For the seven selected legislators, this is a big deal. The Republican majority seems to see no downside to continuing to create opportunities to discuss Benghazi, which means that basically everyone in the House Majority wanted one of those seven seats. Reps. Ann Wagner, Marsha Blackburn, and Duncan Hunter were among dozens petitioning the leadership for a spot, according to PoliticoAlthough Congress has a ton of standing committees — the House has already held several committee hearings on the Benghazi attacks — special committees have broader investigative powers. The Benghazi committee will effectively take over any other committee investigations into the 2012 attacks, including those of the House Oversight committee. Since Rep. Darrell Issa isn't on the select committee, this means his role as one of the most vocal investigators into the attacks has ended. 

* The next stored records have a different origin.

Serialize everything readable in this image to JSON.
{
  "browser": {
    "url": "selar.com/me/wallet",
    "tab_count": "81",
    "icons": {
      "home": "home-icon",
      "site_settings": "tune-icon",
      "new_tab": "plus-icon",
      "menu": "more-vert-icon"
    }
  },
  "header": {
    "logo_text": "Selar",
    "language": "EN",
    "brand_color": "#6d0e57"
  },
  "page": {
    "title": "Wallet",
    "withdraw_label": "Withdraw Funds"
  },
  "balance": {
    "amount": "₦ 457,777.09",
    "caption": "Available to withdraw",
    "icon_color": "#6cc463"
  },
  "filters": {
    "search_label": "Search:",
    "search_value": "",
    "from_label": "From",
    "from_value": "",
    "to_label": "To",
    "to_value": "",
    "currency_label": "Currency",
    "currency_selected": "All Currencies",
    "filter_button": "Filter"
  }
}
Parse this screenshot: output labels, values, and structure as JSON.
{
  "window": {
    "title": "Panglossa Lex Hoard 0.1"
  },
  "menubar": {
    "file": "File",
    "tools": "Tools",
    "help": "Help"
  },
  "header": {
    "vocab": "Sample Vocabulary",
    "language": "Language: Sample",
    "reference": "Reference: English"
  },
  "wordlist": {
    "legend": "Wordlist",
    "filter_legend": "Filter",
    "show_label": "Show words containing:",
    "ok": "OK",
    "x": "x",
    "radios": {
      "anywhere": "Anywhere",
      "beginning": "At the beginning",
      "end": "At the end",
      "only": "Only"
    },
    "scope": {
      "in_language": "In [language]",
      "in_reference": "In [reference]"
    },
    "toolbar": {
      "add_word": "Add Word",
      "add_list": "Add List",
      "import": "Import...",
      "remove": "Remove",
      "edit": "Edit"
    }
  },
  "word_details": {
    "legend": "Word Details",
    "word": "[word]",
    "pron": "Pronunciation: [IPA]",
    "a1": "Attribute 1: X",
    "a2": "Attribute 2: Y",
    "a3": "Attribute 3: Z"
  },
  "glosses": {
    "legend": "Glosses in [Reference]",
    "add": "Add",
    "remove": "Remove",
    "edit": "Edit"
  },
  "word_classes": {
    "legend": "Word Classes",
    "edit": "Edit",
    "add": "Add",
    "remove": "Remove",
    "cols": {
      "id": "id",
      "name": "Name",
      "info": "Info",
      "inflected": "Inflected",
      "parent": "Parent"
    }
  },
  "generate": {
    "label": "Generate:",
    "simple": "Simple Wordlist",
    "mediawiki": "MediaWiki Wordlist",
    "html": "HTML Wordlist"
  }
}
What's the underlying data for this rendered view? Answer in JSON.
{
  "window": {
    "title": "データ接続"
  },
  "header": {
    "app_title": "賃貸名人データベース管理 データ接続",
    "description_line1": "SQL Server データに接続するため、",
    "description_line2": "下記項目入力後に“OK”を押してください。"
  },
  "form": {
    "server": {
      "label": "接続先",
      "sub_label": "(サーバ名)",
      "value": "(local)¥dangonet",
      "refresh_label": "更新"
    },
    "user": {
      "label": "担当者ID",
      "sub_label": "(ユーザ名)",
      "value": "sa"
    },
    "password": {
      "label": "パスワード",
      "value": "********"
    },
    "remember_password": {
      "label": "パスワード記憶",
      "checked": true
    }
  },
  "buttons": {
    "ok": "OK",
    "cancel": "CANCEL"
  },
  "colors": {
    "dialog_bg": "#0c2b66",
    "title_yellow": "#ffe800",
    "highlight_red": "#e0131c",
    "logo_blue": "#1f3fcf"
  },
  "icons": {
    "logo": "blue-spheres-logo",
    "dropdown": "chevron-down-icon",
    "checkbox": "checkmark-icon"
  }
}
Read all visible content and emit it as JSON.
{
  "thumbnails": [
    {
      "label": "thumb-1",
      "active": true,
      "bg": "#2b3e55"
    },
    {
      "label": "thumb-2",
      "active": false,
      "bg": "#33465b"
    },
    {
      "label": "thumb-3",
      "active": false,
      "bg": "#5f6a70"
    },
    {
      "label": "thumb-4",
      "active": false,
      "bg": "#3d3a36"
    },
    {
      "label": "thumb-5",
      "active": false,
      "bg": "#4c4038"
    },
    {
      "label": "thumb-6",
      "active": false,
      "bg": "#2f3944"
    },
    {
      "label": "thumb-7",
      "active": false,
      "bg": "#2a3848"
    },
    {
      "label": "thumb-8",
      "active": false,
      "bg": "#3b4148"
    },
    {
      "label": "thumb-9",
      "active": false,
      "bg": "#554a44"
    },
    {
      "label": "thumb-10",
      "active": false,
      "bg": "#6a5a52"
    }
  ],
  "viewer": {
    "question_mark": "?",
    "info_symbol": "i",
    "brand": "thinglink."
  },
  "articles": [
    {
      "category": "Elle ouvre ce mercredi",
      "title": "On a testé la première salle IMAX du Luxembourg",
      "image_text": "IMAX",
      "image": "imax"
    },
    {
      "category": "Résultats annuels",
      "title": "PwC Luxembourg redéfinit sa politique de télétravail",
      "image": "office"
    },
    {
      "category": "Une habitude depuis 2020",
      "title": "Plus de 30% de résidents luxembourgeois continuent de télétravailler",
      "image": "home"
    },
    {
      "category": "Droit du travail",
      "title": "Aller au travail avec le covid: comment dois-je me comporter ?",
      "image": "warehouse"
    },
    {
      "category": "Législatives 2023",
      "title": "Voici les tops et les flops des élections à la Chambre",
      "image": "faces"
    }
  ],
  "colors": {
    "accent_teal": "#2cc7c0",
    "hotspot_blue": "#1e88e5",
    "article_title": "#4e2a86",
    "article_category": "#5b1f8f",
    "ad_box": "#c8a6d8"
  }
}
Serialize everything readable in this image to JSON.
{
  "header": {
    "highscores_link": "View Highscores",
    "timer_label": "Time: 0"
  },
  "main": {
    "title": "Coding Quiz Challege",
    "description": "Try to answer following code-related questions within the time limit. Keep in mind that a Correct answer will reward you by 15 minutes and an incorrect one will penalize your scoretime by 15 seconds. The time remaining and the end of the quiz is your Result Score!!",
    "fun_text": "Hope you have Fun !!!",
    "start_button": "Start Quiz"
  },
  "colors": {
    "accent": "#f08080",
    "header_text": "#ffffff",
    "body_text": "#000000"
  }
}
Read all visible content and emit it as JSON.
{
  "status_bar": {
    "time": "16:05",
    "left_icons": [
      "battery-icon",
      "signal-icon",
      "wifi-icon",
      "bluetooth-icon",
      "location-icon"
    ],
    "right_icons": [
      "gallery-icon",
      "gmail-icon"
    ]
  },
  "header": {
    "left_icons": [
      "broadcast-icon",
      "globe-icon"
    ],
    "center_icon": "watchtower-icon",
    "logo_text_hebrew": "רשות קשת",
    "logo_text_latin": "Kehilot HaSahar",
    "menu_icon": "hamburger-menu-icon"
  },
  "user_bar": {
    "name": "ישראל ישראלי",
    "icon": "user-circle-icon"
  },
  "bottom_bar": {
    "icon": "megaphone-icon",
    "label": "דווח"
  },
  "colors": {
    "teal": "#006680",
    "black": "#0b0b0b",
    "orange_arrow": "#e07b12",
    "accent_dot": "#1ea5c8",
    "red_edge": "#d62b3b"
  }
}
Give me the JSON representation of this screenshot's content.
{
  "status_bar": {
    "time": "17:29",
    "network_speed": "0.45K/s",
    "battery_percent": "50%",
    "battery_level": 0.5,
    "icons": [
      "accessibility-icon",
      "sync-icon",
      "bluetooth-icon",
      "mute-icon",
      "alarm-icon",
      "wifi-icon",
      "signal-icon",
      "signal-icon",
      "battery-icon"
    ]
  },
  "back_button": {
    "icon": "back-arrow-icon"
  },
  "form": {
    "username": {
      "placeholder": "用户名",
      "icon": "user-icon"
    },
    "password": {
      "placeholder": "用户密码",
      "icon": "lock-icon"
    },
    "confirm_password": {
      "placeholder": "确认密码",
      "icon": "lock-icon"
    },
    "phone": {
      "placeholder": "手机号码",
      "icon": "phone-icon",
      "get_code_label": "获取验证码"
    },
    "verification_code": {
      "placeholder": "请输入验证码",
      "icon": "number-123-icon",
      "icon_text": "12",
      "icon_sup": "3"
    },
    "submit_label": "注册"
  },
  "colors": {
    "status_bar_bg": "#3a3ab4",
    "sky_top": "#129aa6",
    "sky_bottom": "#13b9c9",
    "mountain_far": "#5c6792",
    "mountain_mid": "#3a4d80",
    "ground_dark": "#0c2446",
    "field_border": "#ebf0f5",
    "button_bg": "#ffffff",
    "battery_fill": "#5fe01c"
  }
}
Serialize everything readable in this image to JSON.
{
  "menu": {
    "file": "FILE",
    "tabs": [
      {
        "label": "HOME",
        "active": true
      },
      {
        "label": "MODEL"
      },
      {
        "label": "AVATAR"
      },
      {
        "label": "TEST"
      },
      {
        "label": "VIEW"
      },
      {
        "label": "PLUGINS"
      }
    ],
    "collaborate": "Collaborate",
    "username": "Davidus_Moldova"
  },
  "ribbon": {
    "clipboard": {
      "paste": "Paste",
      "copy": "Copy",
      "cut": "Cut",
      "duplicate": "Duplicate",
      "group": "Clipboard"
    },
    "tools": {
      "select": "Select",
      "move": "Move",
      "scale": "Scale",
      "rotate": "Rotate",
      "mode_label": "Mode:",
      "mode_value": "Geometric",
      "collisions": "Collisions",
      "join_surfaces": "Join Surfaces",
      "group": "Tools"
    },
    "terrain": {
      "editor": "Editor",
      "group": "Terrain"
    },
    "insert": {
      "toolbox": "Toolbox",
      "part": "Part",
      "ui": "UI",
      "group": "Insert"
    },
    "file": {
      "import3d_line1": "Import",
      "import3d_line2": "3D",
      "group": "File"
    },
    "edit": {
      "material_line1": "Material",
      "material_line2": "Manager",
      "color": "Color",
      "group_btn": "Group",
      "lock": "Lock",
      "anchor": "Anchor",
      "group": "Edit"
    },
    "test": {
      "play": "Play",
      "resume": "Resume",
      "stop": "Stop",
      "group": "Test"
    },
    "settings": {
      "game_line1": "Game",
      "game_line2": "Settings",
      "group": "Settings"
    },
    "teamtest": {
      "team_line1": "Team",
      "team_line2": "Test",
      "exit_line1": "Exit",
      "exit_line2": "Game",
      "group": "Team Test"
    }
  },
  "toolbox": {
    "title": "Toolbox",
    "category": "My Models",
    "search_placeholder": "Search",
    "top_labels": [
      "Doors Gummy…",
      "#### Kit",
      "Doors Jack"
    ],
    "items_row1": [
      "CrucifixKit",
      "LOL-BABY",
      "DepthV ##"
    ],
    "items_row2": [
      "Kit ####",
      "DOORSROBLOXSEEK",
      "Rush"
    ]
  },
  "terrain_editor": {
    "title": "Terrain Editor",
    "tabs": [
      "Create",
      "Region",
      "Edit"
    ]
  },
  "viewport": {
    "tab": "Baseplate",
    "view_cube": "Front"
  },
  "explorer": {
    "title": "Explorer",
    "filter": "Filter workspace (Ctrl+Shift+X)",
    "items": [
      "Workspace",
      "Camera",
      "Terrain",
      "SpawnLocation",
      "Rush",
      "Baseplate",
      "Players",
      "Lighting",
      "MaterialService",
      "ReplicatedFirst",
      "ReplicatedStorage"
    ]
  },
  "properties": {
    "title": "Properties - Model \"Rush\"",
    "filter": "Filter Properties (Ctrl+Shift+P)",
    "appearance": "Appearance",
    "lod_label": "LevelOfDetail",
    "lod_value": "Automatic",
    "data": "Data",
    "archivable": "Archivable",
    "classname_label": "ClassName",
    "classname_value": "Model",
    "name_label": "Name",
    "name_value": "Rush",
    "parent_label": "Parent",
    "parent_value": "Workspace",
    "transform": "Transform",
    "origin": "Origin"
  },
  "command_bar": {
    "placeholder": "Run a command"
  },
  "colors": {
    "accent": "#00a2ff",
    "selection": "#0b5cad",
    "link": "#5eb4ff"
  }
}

There's no end date for the special committee, which is expected to last at least into the fall — prime midterm campaign time, in other words. That could explain some of Boehner's selections. Take first-term Rep. Susan Brooks, who recently won her primary against a challenger supported by some Tea Party groups. And Rep. Jim Jordan has repeatedly clashed with Boehner, who is also from Ohio. His appointment could be a move to placate him. Jordan, a conservative, has been floated as a possible challenger to Boehner's speakership in January. Many of the selectees also served on previous committees involved in Benghazi investigations: Brooks and Jordan are on the Oversight Committee with Gowdy, and Westmoreland and Pompeo are on the Intelligence Committee. 

Meanwhile, House Democrats are still waiting for negotiations with Boehner to complete before deciding how to handle the special committee. As it stands, the Democrats have five spaces available for nominees to the committee (the Republicans had seven). And even though it seems as if some Democratic leaders, including Minority Leader Nancy Pelosi, are tempted to just rage-quit the whole thing and nominate no one, the party is not without representatives who are actually pretty into the idea of getting a spot on the panel. Mainly, that's because Republicans will bring in one person in particular to give testimony: former Secretary of State Hillary Clinton. 

The absolute least surprising of the group of Democrats who have come forward and volunteered for the panel: Rep. Elijah Cummings. Cummings, who is the ranking member on the House Oversight Committee, is great at political theater. Although those with sensitive eardrums might worry about putting Cummings up against the equally theatrical chair of the new committee, Rep. Gowdy, it makes a lot of sense to have someone like him in the room. As Politico reported, Cummings has said he's the Democrats' man to stand up to Republicans at the hearing. 

As of Friday afternoon, negotiations between Pelosi's camp and Boehner's were ongoing. It's presumed that the Democrats will announce their decision once that has completed.